What is needed is each line of the data below that holds the string "buttons".
[Provided information — start]
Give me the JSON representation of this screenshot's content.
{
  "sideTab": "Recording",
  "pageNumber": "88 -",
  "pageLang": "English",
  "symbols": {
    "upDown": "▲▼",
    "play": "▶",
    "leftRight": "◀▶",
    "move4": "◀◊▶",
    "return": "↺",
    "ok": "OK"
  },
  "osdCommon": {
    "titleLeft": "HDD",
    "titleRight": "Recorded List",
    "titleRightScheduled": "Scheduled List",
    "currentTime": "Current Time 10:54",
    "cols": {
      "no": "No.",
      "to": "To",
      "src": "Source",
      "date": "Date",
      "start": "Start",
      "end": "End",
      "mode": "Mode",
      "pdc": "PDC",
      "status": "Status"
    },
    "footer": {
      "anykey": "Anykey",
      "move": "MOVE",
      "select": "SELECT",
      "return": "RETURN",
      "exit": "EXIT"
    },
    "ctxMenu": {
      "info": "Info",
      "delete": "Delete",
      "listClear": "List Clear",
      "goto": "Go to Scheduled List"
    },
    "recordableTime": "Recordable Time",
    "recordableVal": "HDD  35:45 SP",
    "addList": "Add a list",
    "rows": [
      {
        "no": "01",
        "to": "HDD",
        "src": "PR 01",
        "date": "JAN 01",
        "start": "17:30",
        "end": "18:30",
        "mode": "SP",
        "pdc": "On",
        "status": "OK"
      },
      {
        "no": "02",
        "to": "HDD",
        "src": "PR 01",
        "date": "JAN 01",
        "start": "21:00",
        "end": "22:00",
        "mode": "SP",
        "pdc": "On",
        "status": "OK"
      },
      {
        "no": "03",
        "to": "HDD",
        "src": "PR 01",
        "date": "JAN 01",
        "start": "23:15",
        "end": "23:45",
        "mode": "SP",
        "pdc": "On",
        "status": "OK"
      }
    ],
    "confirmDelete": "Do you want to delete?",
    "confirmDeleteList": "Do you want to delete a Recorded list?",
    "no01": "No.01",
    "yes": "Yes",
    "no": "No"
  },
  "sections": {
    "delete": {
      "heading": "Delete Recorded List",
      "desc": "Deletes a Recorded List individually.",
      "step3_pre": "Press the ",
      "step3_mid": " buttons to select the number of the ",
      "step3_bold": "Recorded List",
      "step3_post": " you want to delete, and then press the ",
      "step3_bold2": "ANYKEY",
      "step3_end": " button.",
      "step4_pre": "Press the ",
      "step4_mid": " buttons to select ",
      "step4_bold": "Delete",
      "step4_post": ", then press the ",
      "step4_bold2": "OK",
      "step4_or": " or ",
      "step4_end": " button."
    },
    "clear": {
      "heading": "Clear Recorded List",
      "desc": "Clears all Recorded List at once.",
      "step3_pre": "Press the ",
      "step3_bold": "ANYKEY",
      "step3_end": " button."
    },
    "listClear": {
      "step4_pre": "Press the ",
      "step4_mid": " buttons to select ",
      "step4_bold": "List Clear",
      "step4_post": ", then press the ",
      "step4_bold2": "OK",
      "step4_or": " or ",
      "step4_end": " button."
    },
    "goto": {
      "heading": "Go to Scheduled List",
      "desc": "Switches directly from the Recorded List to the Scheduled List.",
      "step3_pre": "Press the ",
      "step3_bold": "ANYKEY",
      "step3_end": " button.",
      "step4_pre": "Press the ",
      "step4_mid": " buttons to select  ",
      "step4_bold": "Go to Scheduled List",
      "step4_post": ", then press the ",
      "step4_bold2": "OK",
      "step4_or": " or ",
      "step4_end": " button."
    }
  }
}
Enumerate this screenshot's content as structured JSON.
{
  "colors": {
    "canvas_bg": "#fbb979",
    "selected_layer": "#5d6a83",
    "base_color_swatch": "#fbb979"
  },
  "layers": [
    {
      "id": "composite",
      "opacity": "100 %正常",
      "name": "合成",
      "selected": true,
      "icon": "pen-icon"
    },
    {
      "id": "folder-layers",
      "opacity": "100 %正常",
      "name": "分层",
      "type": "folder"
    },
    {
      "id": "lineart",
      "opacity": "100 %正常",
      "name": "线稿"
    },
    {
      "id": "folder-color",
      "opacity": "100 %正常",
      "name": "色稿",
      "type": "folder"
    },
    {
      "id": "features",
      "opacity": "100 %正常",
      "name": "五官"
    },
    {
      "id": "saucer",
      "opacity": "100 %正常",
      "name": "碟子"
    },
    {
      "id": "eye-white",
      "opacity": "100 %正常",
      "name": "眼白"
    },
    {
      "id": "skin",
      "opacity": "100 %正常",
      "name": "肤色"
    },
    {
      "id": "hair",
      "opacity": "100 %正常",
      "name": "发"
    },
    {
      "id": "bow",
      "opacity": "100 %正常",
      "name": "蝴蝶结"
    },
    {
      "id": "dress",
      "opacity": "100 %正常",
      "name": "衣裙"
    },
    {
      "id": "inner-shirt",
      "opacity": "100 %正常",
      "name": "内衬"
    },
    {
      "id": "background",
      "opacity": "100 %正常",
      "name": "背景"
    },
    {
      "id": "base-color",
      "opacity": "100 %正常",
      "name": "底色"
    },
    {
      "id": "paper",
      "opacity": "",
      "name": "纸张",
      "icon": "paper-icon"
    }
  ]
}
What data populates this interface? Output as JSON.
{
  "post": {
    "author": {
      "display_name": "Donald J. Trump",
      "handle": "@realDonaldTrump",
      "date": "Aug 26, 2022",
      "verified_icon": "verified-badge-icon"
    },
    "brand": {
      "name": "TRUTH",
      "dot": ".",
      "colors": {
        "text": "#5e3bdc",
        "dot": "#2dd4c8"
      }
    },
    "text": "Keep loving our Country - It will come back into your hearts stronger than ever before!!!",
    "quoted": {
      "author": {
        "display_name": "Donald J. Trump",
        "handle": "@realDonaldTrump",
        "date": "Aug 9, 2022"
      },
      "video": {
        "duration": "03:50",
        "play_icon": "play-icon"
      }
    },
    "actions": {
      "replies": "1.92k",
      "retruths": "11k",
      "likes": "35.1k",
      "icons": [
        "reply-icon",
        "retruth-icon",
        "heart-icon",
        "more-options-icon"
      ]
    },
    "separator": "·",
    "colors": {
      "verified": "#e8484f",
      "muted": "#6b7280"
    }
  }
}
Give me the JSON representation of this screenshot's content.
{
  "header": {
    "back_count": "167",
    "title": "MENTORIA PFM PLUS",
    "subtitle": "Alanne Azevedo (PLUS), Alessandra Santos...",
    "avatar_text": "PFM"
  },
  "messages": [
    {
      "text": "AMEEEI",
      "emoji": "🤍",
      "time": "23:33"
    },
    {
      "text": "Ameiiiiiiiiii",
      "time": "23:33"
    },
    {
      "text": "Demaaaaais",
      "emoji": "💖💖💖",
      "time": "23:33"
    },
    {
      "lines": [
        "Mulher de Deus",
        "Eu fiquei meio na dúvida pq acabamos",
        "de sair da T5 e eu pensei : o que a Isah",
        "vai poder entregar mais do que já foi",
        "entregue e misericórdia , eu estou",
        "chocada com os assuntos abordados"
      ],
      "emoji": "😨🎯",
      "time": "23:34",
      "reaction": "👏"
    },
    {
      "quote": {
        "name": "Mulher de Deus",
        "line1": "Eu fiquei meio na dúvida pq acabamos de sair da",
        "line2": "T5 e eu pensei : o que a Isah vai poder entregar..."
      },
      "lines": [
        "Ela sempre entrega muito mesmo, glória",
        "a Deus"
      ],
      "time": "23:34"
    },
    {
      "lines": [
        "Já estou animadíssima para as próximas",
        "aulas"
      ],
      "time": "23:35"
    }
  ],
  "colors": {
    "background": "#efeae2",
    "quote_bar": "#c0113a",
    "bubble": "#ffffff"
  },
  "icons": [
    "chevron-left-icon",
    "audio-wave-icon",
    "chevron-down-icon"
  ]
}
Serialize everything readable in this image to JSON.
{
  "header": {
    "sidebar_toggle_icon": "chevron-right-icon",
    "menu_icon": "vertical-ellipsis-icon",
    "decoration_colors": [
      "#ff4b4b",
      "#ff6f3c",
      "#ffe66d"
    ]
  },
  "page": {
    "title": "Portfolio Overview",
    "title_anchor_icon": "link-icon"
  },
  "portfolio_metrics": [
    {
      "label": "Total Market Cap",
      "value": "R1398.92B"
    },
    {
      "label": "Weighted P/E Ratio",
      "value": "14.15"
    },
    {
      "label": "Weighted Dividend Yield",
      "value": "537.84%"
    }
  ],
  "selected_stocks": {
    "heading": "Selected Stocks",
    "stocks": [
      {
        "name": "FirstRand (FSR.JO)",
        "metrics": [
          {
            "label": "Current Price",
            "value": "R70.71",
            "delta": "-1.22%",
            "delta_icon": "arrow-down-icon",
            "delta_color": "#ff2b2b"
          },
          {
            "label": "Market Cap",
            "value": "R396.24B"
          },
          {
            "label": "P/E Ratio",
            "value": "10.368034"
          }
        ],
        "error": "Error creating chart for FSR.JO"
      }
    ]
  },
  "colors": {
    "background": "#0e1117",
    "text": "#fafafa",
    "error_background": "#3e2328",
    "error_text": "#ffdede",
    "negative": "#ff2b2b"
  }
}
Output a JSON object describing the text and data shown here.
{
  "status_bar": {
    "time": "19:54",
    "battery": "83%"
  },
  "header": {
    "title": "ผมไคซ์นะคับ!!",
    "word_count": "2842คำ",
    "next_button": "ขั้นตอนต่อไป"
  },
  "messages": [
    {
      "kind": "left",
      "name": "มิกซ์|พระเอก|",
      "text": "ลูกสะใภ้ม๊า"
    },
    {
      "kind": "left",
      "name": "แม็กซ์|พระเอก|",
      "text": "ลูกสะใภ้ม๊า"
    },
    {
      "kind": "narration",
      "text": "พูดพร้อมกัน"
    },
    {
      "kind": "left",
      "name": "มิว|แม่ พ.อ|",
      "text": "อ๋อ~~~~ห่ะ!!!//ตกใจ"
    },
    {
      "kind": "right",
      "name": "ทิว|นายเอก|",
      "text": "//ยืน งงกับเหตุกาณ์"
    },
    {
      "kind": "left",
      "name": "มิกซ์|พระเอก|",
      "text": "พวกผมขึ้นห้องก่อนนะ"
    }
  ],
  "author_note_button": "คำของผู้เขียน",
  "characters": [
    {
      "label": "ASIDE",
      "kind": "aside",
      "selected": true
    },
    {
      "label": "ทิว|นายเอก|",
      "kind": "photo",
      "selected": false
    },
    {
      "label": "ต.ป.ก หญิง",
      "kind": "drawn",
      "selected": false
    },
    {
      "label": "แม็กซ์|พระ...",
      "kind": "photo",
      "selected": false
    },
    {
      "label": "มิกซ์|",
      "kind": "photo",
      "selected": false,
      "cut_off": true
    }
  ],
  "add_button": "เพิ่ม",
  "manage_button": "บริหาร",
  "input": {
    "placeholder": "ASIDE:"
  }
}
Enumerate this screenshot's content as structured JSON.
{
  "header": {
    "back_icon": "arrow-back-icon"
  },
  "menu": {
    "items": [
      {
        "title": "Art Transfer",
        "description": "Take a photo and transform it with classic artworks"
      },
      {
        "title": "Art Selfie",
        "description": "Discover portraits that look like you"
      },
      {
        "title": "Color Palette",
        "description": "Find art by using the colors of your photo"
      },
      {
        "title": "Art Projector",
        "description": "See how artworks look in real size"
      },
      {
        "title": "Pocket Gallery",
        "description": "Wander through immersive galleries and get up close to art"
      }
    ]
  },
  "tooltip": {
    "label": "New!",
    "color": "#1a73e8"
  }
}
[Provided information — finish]
§ Solution for this exercise
      "step3_mid": " buttons to select the number of the ",
      "step4_mid": " buttons to select ",
      "step4_mid": " buttons to select ",
      "step4_mid": " buttons to select  ",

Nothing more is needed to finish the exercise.